[Source records]
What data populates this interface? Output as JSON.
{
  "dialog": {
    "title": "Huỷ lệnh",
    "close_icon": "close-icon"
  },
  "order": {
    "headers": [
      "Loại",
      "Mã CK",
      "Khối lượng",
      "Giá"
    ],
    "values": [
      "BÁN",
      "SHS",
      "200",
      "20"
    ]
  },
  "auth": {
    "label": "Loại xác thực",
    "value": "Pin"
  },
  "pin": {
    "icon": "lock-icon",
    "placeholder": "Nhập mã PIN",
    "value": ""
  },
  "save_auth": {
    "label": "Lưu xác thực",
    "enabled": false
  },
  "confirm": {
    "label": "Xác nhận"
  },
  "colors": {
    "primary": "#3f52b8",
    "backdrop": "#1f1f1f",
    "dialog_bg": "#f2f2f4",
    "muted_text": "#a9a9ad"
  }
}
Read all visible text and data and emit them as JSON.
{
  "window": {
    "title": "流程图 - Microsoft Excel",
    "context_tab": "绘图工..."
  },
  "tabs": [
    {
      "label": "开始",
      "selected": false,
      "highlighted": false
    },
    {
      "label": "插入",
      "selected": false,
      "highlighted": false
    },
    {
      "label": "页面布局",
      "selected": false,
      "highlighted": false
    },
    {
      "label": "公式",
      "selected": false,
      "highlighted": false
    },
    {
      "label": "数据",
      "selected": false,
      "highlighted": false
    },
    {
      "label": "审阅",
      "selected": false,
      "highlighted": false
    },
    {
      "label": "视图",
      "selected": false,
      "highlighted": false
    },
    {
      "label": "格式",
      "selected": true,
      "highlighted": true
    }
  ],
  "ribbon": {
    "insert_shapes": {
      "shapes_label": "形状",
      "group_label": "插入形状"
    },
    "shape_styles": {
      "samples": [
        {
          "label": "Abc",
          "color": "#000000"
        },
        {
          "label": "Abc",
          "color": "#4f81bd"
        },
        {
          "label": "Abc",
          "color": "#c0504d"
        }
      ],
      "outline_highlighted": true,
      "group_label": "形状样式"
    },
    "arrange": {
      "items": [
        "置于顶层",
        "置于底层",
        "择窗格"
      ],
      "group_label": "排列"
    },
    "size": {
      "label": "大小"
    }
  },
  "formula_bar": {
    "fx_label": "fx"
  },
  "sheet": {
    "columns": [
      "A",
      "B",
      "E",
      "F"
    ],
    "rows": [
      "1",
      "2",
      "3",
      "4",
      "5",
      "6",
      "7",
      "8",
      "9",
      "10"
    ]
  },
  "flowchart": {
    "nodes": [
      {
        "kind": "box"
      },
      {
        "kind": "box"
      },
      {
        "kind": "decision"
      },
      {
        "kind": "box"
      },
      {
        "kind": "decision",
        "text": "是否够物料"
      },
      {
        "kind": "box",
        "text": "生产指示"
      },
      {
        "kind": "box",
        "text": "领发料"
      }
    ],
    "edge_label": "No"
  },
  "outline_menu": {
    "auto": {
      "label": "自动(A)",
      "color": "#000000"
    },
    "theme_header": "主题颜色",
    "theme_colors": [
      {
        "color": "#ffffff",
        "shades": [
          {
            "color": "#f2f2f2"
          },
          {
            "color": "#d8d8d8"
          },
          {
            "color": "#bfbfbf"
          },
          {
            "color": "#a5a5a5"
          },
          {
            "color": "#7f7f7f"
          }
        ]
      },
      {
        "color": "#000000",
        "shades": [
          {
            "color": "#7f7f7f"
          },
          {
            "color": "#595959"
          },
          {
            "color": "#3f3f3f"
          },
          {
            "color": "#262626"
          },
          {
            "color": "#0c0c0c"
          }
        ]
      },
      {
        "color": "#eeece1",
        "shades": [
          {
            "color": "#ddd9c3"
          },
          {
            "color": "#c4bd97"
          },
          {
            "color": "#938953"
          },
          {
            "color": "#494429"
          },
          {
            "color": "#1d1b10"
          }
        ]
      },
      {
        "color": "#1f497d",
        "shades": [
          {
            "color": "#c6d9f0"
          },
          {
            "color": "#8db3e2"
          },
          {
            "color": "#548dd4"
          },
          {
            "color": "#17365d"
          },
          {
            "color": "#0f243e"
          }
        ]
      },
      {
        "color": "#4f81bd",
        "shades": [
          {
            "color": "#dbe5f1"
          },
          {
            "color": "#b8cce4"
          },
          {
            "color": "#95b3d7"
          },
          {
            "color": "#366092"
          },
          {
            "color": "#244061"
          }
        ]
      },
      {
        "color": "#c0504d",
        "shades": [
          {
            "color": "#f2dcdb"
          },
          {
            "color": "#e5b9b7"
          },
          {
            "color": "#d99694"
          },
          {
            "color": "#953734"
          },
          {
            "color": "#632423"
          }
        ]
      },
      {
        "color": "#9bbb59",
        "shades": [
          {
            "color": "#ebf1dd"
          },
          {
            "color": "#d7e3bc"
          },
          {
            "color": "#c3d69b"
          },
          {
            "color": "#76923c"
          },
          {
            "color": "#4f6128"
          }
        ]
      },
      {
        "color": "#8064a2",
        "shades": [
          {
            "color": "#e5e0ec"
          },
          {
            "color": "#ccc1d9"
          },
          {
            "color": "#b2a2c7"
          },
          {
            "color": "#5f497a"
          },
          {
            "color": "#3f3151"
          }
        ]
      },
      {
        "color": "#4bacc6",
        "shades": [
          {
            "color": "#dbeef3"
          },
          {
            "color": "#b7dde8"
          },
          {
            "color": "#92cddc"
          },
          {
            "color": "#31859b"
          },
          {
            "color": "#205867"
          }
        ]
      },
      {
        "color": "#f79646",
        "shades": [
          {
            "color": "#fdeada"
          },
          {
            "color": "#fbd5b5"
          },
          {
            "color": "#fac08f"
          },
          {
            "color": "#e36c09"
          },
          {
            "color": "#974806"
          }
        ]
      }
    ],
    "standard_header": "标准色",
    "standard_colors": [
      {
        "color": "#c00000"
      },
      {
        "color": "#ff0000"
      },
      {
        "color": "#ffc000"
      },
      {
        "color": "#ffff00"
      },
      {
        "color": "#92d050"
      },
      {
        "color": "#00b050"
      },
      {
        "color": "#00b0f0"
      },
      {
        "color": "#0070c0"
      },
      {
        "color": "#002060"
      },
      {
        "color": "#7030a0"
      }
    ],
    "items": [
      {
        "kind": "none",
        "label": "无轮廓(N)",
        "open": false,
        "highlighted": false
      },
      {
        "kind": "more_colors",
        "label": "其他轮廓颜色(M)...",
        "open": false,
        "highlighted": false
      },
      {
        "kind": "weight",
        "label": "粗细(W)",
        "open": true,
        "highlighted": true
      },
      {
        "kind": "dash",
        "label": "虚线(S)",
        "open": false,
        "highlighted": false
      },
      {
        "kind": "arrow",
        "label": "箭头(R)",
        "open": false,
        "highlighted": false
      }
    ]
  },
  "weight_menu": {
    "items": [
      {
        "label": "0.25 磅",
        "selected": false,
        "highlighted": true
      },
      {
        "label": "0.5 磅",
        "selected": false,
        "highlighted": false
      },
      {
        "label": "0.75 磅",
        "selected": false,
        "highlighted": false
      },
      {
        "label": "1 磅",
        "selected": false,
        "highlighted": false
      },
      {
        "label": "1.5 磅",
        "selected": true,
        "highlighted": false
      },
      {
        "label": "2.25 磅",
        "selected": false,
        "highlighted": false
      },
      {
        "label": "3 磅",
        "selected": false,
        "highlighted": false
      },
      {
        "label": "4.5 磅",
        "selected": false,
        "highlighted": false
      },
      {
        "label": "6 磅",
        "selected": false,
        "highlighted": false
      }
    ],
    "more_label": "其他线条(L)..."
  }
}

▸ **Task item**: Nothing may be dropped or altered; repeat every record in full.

▸ **Response area**:
What data populates this interface? Output as JSON.
{
  "dialog": {
    "title": "Huỷ lệnh",
    "close_icon": "close-icon"
  },
  "order": {
    "headers": [
      "Loại",
      "Mã CK",
      "Khối lượng",
      "Giá"
    ],
    "values": [
      "BÁN",
      "SHS",
      "200",
      "20"
    ]
  },
  "auth": {
    "label": "Loại xác thực",
    "value": "Pin"
  },
  "pin": {
    "icon": "lock-icon",
    "placeholder": "Nhập mã PIN",
    "value": ""
  },
  "save_auth": {
    "label": "Lưu xác thực",
    "enabled": false
  },
  "confirm": {
    "label": "Xác nhận"
  },
  "colors": {
    "primary": "#3f52b8",
    "backdrop": "#1f1f1f",
    "dialog_bg": "#f2f2f4",
    "muted_text": "#a9a9ad"
  }
}
Read all visible text and data and emit them as JSON.
{
  "window": {
    "title": "流程图 - Microsoft Excel",
    "context_tab": "绘图工..."
  },
  "tabs": [
    {
      "label": "开始",
      "selected": false,
      "highlighted": false
    },
    {
      "label": "插入",
      "selected": false,
      "highlighted": false
    },
    {
      "label": "页面布局",
      "selected": false,
      "highlighted": false
    },
    {
      "label": "公式",
      "selected": false,
      "highlighted": false
    },
    {
      "label": "数据",
      "selected": false,
      "highlighted": false
    },
    {
      "label": "审阅",
      "selected": false,
      "highlighted": false
    },
    {
      "label": "视图",
      "selected": false,
      "highlighted": false
    },
    {
      "label": "格式",
      "selected": true,
      "highlighted": true
    }
  ],
  "ribbon": {
    "insert_shapes": {
      "shapes_label": "形状",
      "group_label": "插入形状"
    },
    "shape_styles": {
      "samples": [
        {
          "label": "Abc",
          "color": "#000000"
        },
        {
          "label": "Abc",
          "color": "#4f81bd"
        },
        {
          "label": "Abc",
          "color": "#c0504d"
        }
      ],
      "outline_highlighted": true,
      "group_label": "形状样式"
    },
    "arrange": {
      "items": [
        "置于顶层",
        "置于底层",
        "择窗格"
      ],
      "group_label": "排列"
    },
    "size": {
      "label": "大小"
    }
  },
  "formula_bar": {
    "fx_label": "fx"
  },
  "sheet": {
    "columns": [
      "A",
      "B",
      "E",
      "F"
    ],
    "rows": [
      "1",
      "2",
      "3",
      "4",
      "5",
      "6",
      "7",
      "8",
      "9",
      "10"
    ]
  },
  "flowchart": {
    "nodes": [
      {
        "kind": "box"
      },
      {
        "kind": "box"
      },
      {
        "kind": "decision"
      },
      {
        "kind": "box"
      },
      {
        "kind": "decision",
        "text": "是否够物料"
      },
      {
        "kind": "box",
        "text": "生产指示"
      },
      {
        "kind": "box",
        "text": "领发料"
      }
    ],
    "edge_label": "No"
  },
  "outline_menu": {
    "auto": {
      "label": "自动(A)",
      "color": "#000000"
    },
    "theme_header": "主题颜色",
    "theme_colors": [
      {
        "color": "#ffffff",
        "shades": [
          {
            "color": "#f2f2f2"
          },
          {
            "color": "#d8d8d8"
          },
          {
            "color": "#bfbfbf"
          },
          {
            "color": "#a5a5a5"
          },
          {
            "color": "#7f7f7f"
          }
        ]
      },
      {
        "color": "#000000",
        "shades": [
          {
            "color": "#7f7f7f"
          },
          {
            "color": "#595959"
          },
          {
            "color": "#3f3f3f"
          },
          {
            "color": "#262626"
          },
          {
            "color": "#0c0c0c"
          }
        ]
      },
      {
        "color": "#eeece1",
        "shades": [
          {
            "color": "#ddd9c3"
          },
          {
            "color": "#c4bd97"
          },
          {
            "color": "#938953"
          },
          {
            "color": "#494429"
          },
          {
            "color": "#1d1b10"
          }
        ]
      },
      {
        "color": "#1f497d",
        "shades": [
          {
            "color": "#c6d9f0"
          },
          {
            "color": "#8db3e2"
          },
          {
            "color": "#548dd4"
          },
          {
            "color": "#17365d"
          },
          {
            "color": "#0f243e"
          }
        ]
      },
      {
        "color": "#4f81bd",
        "shades": [
          {
            "color": "#dbe5f1"
          },
          {
            "color": "#b8cce4"
          },
          {
            "color": "#95b3d7"
          },
          {
            "color": "#366092"
          },
          {
            "color": "#244061"
          }
        ]
      },
      {
        "color": "#c0504d",
        "shades": [
          {
            "color": "#f2dcdb"
          },
          {
            "color": "#e5b9b7"
          },
          {
            "color": "#d99694"
          },
          {
            "color": "#953734"
          },
          {
            "color": "#632423"
          }
        ]
      },
      {
        "color": "#9bbb59",
        "shades": [
          {
            "color": "#ebf1dd"
          },
          {
            "color": "#d7e3bc"
          },
          {
            "color": "#c3d69b"
          },
          {
            "color": "#76923c"
          },
          {
            "color": "#4f6128"
          }
        ]
      },
      {
        "color": "#8064a2",
        "shades": [
          {
            "color": "#e5e0ec"
          },
          {
            "color": "#ccc1d9"
          },
          {
            "color": "#b2a2c7"
          },
          {
            "color": "#5f497a"
          },
          {
            "color": "#3f3151"
          }
        ]
      },
      {
        "color": "#4bacc6",
        "shades": [
          {
            "color": "#dbeef3"
          },
          {
            "color": "#b7dde8"
          },
          {
            "color": "#92cddc"
          },
          {
            "color": "#31859b"
          },
          {
            "color": "#205867"
          }
        ]
      },
      {
        "color": "#f79646",
        "shades": [
          {
            "color": "#fdeada"
          },
          {
            "color": "#fbd5b5"
          },
          {
            "color": "#fac08f"
          },
          {
            "color": "#e36c09"
          },
          {
            "color": "#974806"
          }
        ]
      }
    ],
    "standard_header": "标准色",
    "standard_colors": [
      {
        "color": "#c00000"
      },
      {
        "color": "#ff0000"
      },
      {
        "color": "#ffc000"
      },
      {
        "color": "#ffff00"
      },
      {
        "color": "#92d050"
      },
      {
        "color": "#00b050"
      },
      {
        "color": "#00b0f0"
      },
      {
        "color": "#0070c0"
      },
      {
        "color": "#002060"
      },
      {
        "color": "#7030a0"
      }
    ],
    "items": [
      {
        "kind": "none",
        "label": "无轮廓(N)",
        "open": false,
        "highlighted": false
      },
      {
        "kind": "more_colors",
        "label": "其他轮廓颜色(M)...",
        "open": false,
        "highlighted": false
      },
      {
        "kind": "weight",
        "label": "粗细(W)",
        "open": true,
        "highlighted": true
      },
      {
        "kind": "dash",
        "label": "虚线(S)",
        "open": false,
        "highlighted": false
      },
      {
        "kind": "arrow",
        "label": "箭头(R)",
        "open": false,
        "highlighted": false
      }
    ]
  },
  "weight_menu": {
    "items": [
      {
        "label": "0.25 磅",
        "selected": false,
        "highlighted": true
      },
      {
        "label": "0.5 磅",
        "selected": false,
        "highlighted": false
      },
      {
        "label": "0.75 磅",
        "selected": false,
        "highlighted": false
      },
      {
        "label": "1 磅",
        "selected": false,
        "highlighted": false
      },
      {
        "label": "1.5 磅",
        "selected": true,
        "highlighted": false
      },
      {
        "label": "2.25 磅",
        "selected": false,
        "highlighted": false
      },
      {
        "label": "3 磅",
        "selected": false,
        "highlighted": false
      },
      {
        "label": "4.5 磅",
        "selected": false,
        "highlighted": false
      },
      {
        "label": "6 磅",
        "selected": false,
        "highlighted": false
      }
    ],
    "more_label": "其他线条(L)..."
  }
}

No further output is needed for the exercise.